┏━━

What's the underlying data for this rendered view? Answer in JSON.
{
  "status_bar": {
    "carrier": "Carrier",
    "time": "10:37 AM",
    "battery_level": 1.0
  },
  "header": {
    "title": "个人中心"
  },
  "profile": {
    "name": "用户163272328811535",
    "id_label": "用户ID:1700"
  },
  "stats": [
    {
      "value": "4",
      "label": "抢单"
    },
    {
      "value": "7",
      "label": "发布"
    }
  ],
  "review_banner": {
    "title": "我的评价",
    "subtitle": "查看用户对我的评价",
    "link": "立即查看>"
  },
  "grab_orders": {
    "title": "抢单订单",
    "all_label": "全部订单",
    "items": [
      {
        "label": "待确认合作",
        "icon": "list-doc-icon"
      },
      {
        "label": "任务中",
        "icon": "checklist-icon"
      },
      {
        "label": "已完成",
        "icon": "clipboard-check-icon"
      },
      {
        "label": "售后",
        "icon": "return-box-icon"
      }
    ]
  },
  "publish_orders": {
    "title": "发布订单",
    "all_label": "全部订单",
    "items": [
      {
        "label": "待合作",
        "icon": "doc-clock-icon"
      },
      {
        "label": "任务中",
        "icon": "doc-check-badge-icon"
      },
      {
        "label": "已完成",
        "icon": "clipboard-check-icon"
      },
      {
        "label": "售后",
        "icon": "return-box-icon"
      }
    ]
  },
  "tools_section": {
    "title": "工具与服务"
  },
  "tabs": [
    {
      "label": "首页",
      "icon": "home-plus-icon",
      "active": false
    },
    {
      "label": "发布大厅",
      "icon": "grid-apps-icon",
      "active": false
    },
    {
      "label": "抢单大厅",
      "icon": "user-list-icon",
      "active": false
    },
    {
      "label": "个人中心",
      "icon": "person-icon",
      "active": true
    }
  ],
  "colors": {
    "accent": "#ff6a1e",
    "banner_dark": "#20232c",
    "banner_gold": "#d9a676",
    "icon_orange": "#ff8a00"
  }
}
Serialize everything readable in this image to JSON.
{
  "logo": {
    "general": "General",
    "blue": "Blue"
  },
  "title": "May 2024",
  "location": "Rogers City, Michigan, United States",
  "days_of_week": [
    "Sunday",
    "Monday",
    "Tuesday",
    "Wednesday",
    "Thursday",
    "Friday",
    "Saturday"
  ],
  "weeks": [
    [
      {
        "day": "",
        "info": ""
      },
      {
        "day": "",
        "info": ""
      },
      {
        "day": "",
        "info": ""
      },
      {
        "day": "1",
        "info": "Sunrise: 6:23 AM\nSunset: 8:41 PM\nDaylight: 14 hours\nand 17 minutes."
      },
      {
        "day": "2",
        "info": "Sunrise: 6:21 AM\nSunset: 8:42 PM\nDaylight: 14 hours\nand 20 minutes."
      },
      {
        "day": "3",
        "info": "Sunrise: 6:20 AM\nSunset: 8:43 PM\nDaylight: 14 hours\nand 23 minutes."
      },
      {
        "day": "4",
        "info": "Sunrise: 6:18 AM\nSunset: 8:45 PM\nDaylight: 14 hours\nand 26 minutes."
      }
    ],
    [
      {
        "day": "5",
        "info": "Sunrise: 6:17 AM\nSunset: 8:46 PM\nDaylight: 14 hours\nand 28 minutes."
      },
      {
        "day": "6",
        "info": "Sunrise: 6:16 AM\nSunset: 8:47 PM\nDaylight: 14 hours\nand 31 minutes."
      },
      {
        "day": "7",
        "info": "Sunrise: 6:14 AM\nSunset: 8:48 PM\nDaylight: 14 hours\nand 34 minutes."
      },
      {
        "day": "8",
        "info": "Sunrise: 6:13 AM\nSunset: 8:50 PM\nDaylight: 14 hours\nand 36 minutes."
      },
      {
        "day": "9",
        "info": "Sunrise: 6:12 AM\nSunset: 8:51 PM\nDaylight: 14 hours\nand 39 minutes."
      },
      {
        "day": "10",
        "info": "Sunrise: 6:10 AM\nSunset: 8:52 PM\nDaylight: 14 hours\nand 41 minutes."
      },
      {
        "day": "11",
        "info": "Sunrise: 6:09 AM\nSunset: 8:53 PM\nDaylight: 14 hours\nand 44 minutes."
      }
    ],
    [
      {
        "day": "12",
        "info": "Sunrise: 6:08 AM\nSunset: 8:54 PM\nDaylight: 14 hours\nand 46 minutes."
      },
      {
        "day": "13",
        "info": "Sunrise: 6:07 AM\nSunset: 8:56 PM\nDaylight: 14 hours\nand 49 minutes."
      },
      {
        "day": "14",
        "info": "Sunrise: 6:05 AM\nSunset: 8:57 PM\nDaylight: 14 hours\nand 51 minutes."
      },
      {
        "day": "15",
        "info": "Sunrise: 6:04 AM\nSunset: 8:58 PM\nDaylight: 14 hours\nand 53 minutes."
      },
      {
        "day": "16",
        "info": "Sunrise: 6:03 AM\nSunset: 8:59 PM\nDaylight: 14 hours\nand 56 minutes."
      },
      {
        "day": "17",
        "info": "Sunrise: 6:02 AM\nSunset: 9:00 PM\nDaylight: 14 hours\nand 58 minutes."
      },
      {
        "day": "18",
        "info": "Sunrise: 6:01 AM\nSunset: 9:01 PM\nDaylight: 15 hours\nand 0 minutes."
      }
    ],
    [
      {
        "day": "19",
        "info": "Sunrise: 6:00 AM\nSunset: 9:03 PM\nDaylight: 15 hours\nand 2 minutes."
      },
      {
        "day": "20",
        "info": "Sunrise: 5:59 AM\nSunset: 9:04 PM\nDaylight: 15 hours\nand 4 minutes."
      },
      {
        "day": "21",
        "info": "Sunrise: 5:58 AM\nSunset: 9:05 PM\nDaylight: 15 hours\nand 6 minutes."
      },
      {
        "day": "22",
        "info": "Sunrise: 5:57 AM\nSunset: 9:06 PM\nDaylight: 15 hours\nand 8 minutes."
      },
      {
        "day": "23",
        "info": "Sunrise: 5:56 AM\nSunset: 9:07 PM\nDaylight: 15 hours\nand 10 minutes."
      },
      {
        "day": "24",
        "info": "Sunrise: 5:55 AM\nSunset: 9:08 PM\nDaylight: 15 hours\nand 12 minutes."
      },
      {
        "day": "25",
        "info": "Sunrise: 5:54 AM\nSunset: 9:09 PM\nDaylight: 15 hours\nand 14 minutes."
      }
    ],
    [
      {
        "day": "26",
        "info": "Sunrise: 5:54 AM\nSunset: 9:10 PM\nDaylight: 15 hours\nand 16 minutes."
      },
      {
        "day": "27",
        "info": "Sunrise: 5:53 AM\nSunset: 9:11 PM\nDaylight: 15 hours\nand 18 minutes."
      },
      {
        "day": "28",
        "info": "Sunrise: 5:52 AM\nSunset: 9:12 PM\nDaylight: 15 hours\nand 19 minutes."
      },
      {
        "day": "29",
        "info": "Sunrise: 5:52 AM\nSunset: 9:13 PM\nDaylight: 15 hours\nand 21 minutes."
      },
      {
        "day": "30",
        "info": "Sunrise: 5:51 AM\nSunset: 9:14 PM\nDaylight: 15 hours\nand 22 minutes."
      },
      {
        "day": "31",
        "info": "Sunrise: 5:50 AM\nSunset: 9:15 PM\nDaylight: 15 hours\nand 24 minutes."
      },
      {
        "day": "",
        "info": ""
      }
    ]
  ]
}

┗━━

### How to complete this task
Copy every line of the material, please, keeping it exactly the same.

### Expected output
What's the underlying data for this rendered view? Answer in JSON.
{
  "status_bar": {
    "carrier": "Carrier",
    "time": "10:37 AM",
    "battery_level": 1.0
  },
  "header": {
    "title": "个人中心"
  },
  "profile": {
    "name": "用户163272328811535",
    "id_label": "用户ID:1700"
  },
  "stats": [
    {
      "value": "4",
      "label": "抢单"
    },
    {
      "value": "7",
      "label": "发布"
    }
  ],
  "review_banner": {
    "title": "我的评价",
    "subtitle": "查看用户对我的评价",
    "link": "立即查看>"
  },
  "grab_orders": {
    "title": "抢单订单",
    "all_label": "全部订单",
    "items": [
      {
        "label": "待确认合作",
        "icon": "list-doc-icon"
      },
      {
        "label": "任务中",
        "icon": "checklist-icon"
      },
      {
        "label": "已完成",
        "icon": "clipboard-check-icon"
      },
      {
        "label": "售后",
        "icon": "return-box-icon"
      }
    ]
  },
  "publish_orders": {
    "title": "发布订单",
    "all_label": "全部订单",
    "items": [
      {
        "label": "待合作",
        "icon": "doc-clock-icon"
      },
      {
        "label": "任务中",
        "icon": "doc-check-badge-icon"
      },
      {
        "label": "已完成",
        "icon": "clipboard-check-icon"
      },
      {
        "label": "售后",
        "icon": "return-box-icon"
      }
    ]
  },
  "tools_section": {
    "title": "工具与服务"
  },
  "tabs": [
    {
      "label": "首页",
      "icon": "home-plus-icon",
      "active": false
    },
    {
      "label": "发布大厅",
      "icon": "grid-apps-icon",
      "active": false
    },
    {
      "label": "抢单大厅",
      "icon": "user-list-icon",
      "active": false
    },
    {
      "label": "个人中心",
      "icon": "person-icon",
      "active": true
    }
  ],
  "colors": {
    "accent": "#ff6a1e",
    "banner_dark": "#20232c",
    "banner_gold": "#d9a676",
    "icon_orange": "#ff8a00"
  }
}
Serialize everything readable in this image to JSON.
{
  "logo": {
    "general": "General",
    "blue": "Blue"
  },
  "title": "May 2024",
  "location": "Rogers City, Michigan, United States",
  "days_of_week": [
    "Sunday",
    "Monday",
    "Tuesday",
    "Wednesday",
    "Thursday",
    "Friday",
    "Saturday"
  ],
  "weeks": [
    [
      {
        "day": "",
        "info": ""
      },
      {
        "day": "",
        "info": ""
      },
      {
        "day": "",
        "info": ""
      },
      {
        "day": "1",
        "info": "Sunrise: 6:23 AM\nSunset: 8:41 PM\nDaylight: 14 hours\nand 17 minutes."
      },
      {
        "day": "2",
        "info": "Sunrise: 6:21 AM\nSunset: 8:42 PM\nDaylight: 14 hours\nand 20 minutes."
      },
      {
        "day": "3",
        "info": "Sunrise: 6:20 AM\nSunset: 8:43 PM\nDaylight: 14 hours\nand 23 minutes."
      },
      {
        "day": "4",
        "info": "Sunrise: 6:18 AM\nSunset: 8:45 PM\nDaylight: 14 hours\nand 26 minutes."
      }
    ],
    [
      {
        "day": "5",
        "info": "Sunrise: 6:17 AM\nSunset: 8:46 PM\nDaylight: 14 hours\nand 28 minutes."
      },
      {
        "day": "6",
        "info": "Sunrise: 6:16 AM\nSunset: 8:47 PM\nDaylight: 14 hours\nand 31 minutes."
      },
      {
        "day": "7",
        "info": "Sunrise: 6:14 AM\nSunset: 8:48 PM\nDaylight: 14 hours\nand 34 minutes."
      },
      {
        "day": "8",
        "info": "Sunrise: 6:13 AM\nSunset: 8:50 PM\nDaylight: 14 hours\nand 36 minutes."
      },
      {
        "day": "9",
        "info": "Sunrise: 6:12 AM\nSunset: 8:51 PM\nDaylight: 14 hours\nand 39 minutes."
      },
      {
        "day": "10",
        "info": "Sunrise: 6:10 AM\nSunset: 8:52 PM\nDaylight: 14 hours\nand 41 minutes."
      },
      {
        "day": "11",
        "info": "Sunrise: 6:09 AM\nSunset: 8:53 PM\nDaylight: 14 hours\nand 44 minutes."
      }
    ],
    [
      {
        "day": "12",
        "info": "Sunrise: 6:08 AM\nSunset: 8:54 PM\nDaylight: 14 hours\nand 46 minutes."
      },
      {
        "day": "13",
        "info": "Sunrise: 6:07 AM\nSunset: 8:56 PM\nDaylight: 14 hours\nand 49 minutes."
      },
      {
        "day": "14",
        "info": "Sunrise: 6:05 AM\nSunset: 8:57 PM\nDaylight: 14 hours\nand 51 minutes."
      },
      {
        "day": "15",
        "info": "Sunrise: 6:04 AM\nSunset: 8:58 PM\nDaylight: 14 hours\nand 53 minutes."
      },
      {
        "day": "16",
        "info": "Sunrise: 6:03 AM\nSunset: 8:59 PM\nDaylight: 14 hours\nand 56 minutes."
      },
      {
        "day": "17",
        "info": "Sunrise: 6:02 AM\nSunset: 9:00 PM\nDaylight: 14 hours\nand 58 minutes."
      },
      {
        "day": "18",
        "info": "Sunrise: 6:01 AM\nSunset: 9:01 PM\nDaylight: 15 hours\nand 0 minutes."
      }
    ],
    [
      {
        "day": "19",
        "info": "Sunrise: 6:00 AM\nSunset: 9:03 PM\nDaylight: 15 hours\nand 2 minutes."
      },
      {
        "day": "20",
        "info": "Sunrise: 5:59 AM\nSunset: 9:04 PM\nDaylight: 15 hours\nand 4 minutes."
      },
      {
        "day": "21",
        "info": "Sunrise: 5:58 AM\nSunset: 9:05 PM\nDaylight: 15 hours\nand 6 minutes."
      },
      {
        "day": "22",
        "info": "Sunrise: 5:57 AM\nSunset: 9:06 PM\nDaylight: 15 hours\nand 8 minutes."
      },
      {
        "day": "23",
        "info": "Sunrise: 5:56 AM\nSunset: 9:07 PM\nDaylight: 15 hours\nand 10 minutes."
      },
      {
        "day": "24",
        "info": "Sunrise: 5:55 AM\nSunset: 9:08 PM\nDaylight: 15 hours\nand 12 minutes."
      },
      {
        "day": "25",
        "info": "Sunrise: 5:54 AM\nSunset: 9:09 PM\nDaylight: 15 hours\nand 14 minutes."
      }
    ],
    [
      {
        "day": "26",
        "info": "Sunrise: 5:54 AM\nSunset: 9:10 PM\nDaylight: 15 hours\nand 16 minutes."
      },
      {
        "day": "27",
        "info": "Sunrise: 5:53 AM\nSunset: 9:11 PM\nDaylight: 15 hours\nand 18 minutes."
      },
      {
        "day": "28",
        "info": "Sunrise: 5:52 AM\nSunset: 9:12 PM\nDaylight: 15 hours\nand 19 minutes."
      },
      {
        "day": "29",
        "info": "Sunrise: 5:52 AM\nSunset: 9:13 PM\nDaylight: 15 hours\nand 21 minutes."
      },
      {
        "day": "30",
        "info": "Sunrise: 5:51 AM\nSunset: 9:14 PM\nDaylight: 15 hours\nand 22 minutes."
      },
      {
        "day": "31",
        "info": "Sunrise: 5:50 AM\nSunset: 9:15 PM\nDaylight: 15 hours\nand 24 minutes."
      },
      {
        "day": "",
        "info": ""
      }
    ]
  ]
}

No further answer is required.